Wine conmen strike again
A London merchant has become the third UK business victim this month of major wine theft, after fraudsters conned the firm out of almost £50,000-worth of stock.
Woolf Sung, which was founded in 2012 by ex-Rothschild employee Sebastian Woolf, is reported by the Evening Standard to have been approached by a conman pretending to be the chief executive of a City firm, who said he wanted to buy wine for a party.
In total he ordered 12-bottles of 1986 vintage wines from Domaine de la Romanée Conti, as well as a magnum of DRC Romanée Conti 1989, with a combined value of £49,800.

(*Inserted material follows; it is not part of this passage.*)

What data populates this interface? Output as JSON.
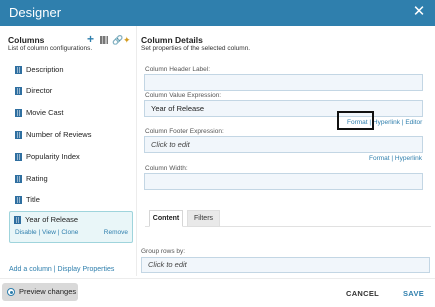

Although Woolf Sung has a policy of not releasing stock until funds have cleared, four days after payment had been received and the wines collected by courier, the company’s bank spotted the fraud and cancelled the payment.
Explaining how the fraud originally escaped notice, Woolf told the paper: “The payment was received via my bank – it did not come up as a cheque payment, so we released the wines. But they had a chequebook and somehow managed to make the cheque payment look like a bank transfer.”
When Woolf contacted the impersonated CEO directly, he confirmed that a recently ordered cheque book had failed to arrive.
The bank has since admitted its error and agreed to cover the cost of the bottles, which Woolf noted are individually numbered and will therefore be easy to identify if sold legitimately.
The theft follows two other audacious wine heists this month, both from restaurants rather than merchants. The first saw £11,500-worth of Cristal and Pétrus stolen from London’s Pied à Terre by conmen pretending to represent wealthy Arabs; the second involved an individual pretending to work for footballer Didier Drogba, which saw Midsummer House in Cambridge lose £28,000-worth of fine wine.